How come car and bike tires don't catch fire even when driving on a hot road in hot weather at high speed or even when braking suddenly?
Basically two reasons : the material is designed to support the temperatures in normal use (excessive temperatures can be caused by low pressure and subsequent failure) and the tyre also radiates heat to the atmosphere / surroundings - you can feel the heat being radiated from warm tyres if you put your hand close after a fair distance.
It is possible to cause a tyre to catch fire - check out some of the "burnouts" of bikes and cars, but this is not "normal" use.
The elegantly simple answer is; if they did, we wouldn't use them. If they designed a tyre that set itself on fire, they wouldn't pass type approval and they wouldn't allow them to be sold.
The rubber compounds used within the tyre are chemically engineered to prevent this from ever happening.
I have once seen a tyre catch on fire. It wasn't the actual tyre itself, it was the "marbles" (debris) thrown off the tyre getting trapped in the end of the sill (rocker) panel and sitting on the hot exhaust. It was on a race car, at Silverstone race circuit, during a 24hr endurance race on a particularly hot day and the tyre in question was made of a very soft compound, a Dunlop racing slick. The temperatures involved were incredible (the exhaust of a Viper GTS-R at race speed) and not something you'd be likely to encounter on the road.
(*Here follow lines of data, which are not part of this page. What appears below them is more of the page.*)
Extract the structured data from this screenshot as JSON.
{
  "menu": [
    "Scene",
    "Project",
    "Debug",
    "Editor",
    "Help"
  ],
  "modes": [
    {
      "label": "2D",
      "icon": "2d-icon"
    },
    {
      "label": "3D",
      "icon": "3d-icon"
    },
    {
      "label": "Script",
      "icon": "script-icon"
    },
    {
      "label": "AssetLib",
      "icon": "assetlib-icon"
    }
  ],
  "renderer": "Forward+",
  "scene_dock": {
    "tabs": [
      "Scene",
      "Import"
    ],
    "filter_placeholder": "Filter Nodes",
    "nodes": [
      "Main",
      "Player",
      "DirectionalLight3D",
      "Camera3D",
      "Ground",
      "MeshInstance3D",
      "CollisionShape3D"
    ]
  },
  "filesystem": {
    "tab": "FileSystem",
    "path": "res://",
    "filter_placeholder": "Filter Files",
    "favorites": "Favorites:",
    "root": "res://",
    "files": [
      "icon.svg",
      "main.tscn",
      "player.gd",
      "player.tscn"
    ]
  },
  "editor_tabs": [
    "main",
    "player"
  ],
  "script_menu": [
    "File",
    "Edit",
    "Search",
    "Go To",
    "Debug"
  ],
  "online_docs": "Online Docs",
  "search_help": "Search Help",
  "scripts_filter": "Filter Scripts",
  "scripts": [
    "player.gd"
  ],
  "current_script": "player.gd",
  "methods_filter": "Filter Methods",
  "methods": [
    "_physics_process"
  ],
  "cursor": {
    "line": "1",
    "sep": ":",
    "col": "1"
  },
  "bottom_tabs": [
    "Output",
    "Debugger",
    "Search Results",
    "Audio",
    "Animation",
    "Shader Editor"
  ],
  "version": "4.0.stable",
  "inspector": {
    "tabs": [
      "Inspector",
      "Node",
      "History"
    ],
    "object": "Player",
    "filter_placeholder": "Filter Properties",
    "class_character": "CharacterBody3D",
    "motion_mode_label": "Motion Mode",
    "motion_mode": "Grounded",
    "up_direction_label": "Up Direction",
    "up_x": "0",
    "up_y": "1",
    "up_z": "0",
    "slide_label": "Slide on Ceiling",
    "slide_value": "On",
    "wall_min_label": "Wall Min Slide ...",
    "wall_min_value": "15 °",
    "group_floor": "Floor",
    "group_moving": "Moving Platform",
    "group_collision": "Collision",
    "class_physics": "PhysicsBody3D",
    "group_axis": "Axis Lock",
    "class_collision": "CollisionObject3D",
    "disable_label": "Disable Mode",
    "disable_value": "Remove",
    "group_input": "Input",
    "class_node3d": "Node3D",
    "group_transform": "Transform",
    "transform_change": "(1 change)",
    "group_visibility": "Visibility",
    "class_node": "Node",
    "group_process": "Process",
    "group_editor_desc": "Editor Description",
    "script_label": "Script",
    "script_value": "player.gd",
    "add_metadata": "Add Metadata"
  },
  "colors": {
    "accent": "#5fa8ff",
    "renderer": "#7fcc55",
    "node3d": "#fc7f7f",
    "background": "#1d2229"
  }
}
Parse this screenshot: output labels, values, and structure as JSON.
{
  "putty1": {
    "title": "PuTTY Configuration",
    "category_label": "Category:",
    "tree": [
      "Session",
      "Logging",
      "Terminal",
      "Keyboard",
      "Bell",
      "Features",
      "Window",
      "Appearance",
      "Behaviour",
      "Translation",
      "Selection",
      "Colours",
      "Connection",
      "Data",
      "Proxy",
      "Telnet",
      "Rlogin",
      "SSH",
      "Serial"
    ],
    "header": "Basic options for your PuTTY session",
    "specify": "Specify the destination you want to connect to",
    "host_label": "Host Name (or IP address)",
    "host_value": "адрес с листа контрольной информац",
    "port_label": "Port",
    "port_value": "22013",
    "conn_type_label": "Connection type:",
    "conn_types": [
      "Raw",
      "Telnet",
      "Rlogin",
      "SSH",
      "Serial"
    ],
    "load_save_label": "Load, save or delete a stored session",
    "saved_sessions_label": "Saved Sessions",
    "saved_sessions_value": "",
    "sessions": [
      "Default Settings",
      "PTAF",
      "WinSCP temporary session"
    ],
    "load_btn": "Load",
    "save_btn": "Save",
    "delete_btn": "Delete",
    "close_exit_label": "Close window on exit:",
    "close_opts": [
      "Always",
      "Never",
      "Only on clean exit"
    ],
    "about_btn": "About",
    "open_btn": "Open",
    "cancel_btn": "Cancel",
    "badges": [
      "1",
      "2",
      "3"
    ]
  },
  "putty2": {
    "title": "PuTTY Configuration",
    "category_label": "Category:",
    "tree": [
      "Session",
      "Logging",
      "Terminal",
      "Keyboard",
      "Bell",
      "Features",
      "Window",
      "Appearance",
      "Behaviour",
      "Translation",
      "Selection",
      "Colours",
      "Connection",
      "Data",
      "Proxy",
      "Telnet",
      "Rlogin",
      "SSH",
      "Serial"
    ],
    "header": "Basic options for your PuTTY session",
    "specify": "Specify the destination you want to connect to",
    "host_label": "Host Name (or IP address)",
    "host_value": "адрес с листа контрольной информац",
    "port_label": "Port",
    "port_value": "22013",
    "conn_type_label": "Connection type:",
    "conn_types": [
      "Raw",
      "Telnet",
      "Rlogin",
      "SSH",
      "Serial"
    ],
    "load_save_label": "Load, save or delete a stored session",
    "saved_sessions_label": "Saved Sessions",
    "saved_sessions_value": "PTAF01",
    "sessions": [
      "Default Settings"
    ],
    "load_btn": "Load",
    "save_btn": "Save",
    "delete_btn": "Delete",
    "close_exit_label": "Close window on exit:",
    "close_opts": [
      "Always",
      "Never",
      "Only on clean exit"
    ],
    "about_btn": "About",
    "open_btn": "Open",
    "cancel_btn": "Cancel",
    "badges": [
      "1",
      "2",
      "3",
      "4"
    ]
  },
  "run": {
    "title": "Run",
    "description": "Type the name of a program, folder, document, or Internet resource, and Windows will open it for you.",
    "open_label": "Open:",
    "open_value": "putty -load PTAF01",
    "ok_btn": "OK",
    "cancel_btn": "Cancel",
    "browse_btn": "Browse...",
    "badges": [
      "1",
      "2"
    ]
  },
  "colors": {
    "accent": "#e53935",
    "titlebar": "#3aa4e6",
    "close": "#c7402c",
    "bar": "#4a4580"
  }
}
The volume of rubber that had gathered on the exhaust was a good few hand-fulls and it had been accumulating for some time before it ignited. Also, it was very easily extinguished.
In normal driving conditions tyres are only subject to rolling friction in the forward direction and static friction when accelerating, braking and cornering. Unlike say brakes which are operating under sliding friction this doesn't generate a great deal of heat.
Indeed most of the heat a tyre does generate comes from deformation of the tread block and tyre carcass under load rather than friction as such.
If you lock the wheels under braking, spin them under acceleration or slide in cornering then they can get hot enough to start to melt and break down producing smoke and laying black lines on the road surface.
But even then this is quite localised and the body of the tyre isn't going to get hot enough to catch fire. F1 tyres for example, routinely operate well above 100 degrees C, in fact they need to be this hot to work properly. An overheated tyre is more likely to fail mechanically before it catches fire.